The auto tech gold rush isn't over yet, with the autonomous vehicle ecosystem claiming 76% of the nearly $4B invested in auto tech startups this year.
Auto tech funding has raced upwards this decade, as 2016 saw new records for deals and investment dollars in the space. Investors have taken notice of the upswing in exit activity, with deep-pocketed corporates on the hunt in the space as both automakers and suppliers have been spurred to action by the opportunity at stake.
Using CB Insights data, we analyzed the surge in auto tech private markets financing through 2017, including a breakdown of how much financing has gone specifically to the autonomous driving ecosystem.
We define auto tech as companies that use software to improve safety, convenience, and efficiency in cars, specifically looking at:
- Assisted and autonomous driving
- Driver safety tools
- Connected vehicle/driving data
- Fleet telematics
- Vehicle-to-vehicle communication
- Auto cybersecurity
Only electric vehicle companies with a significant emphasis on one or more of these fields are included. We exclude companies working on the industrial aspect of the automotive space (such as manufacturing), as well as startups working on broader mobility solutions like parking, bike-sharing, and so on.
In this research brief we cover:
- Annual funding trends & quarterly funding trends
- Autonomous vehicle (AV) financing (vs other auto tech trends)
- Deal share by stage & active investors
annual funding skyrockets
Investors in the auto tech space have poured nearly $4B in disclosed equity funding across 149 deals to date, already breaking annual records by a wide margin. Dollar financing specifically is on track to more than triple from last year’s previous high of $1.5B.
VCs and strategic corporate investors have rushed to fuel companies hoping to scale in capital-hungry fields like electrification and autonomous driving, with larger rounds becoming commonplace in the field. Chinese startup NIO, which has set lofty (and pricey) ambitions to develop connected autonomous electric vehicles, has raised over $1.6B in 2017 to date.

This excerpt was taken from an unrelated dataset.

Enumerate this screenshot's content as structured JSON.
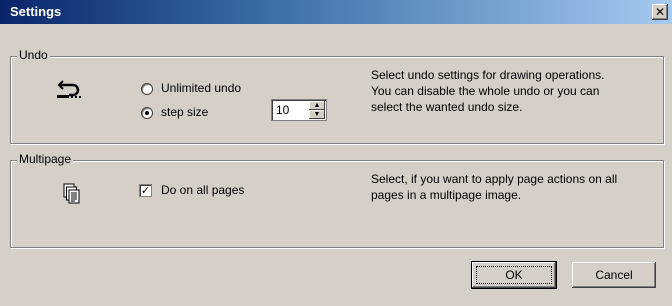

A quarterly financing analysis shows that deals have grown to hit new highs every quarter since Q2’16, with Q3’17 setting the record at 50 deals to auto tech startups — although Q4’17 may snap this streak, with only 17 deals as of mid-November.
Last quarter also just edged out Q1’17 to hit a new record in quarterly funding, topping $1B for the second time this year. Fueling this figure were several $100M+ mega-rounds to various parts of the autonomous driving ecosystem, discussed in detail below.
autonomy drives financing boom
Unsurprisingly, autonomous vehicle (AV) development proves to be a key driver behind the rising interest and investment in auto tech.
In both 2016 and 2017 YTD, deal activity to companies working on semi-autonomous and autonomous driving technology has eclipsed all other segments of auto tech combined. Note that this includes investments in enabling technologies such as sensors, vision, 3D mapping, etc.
Indeed, 2017’s largest deals have been to companies spanning the AV ecosystem. In addition to the deal to NIO (mentioned above), large funding rounds were also raised by companies like Nauto (AV data collection, $159M Series B), LeddarTech (solid-state lidar sensors, $101M Series C), and Peloton Technology (truck platooning, $60M Series B).
A sustained flow of capital will likely be needed as players in these resource-intensive spaces hope to move closer to market. Zoox, the stealthy AV startup aiming to reinvent the concept of a vehicle itself, is said to be in talks with SoftBank for an investment of up to $1B.
Prior to the takeoff of AV technology, investments had centered around connected car and fleet telematics startups. The latter field saw several large exits last year, with Verizon acquiring both FleetMatics and Telogis.
The CB Insights Trends tool also captures the concurrent surge of AV media attention since 2016. Though coverage has grown exponentially since 2015, it has plateaued somewhat as of recent months.
Maturing investor ecosystem
Breaking down deals by stage, 2017 YTD is the first year on record where seed activity represented less than a third of deals. In absolute terms, seed-stage activity is roughly on par with last year’s seed deal count.
However, more balanced share reflects the analysis above, as auto tech matures with startups seeded in years prior now receiving mid- and later-stage investments.
Auto tech continues to draw a much deeper pool of backers, as the number of unique investors has jumped every year since 2012.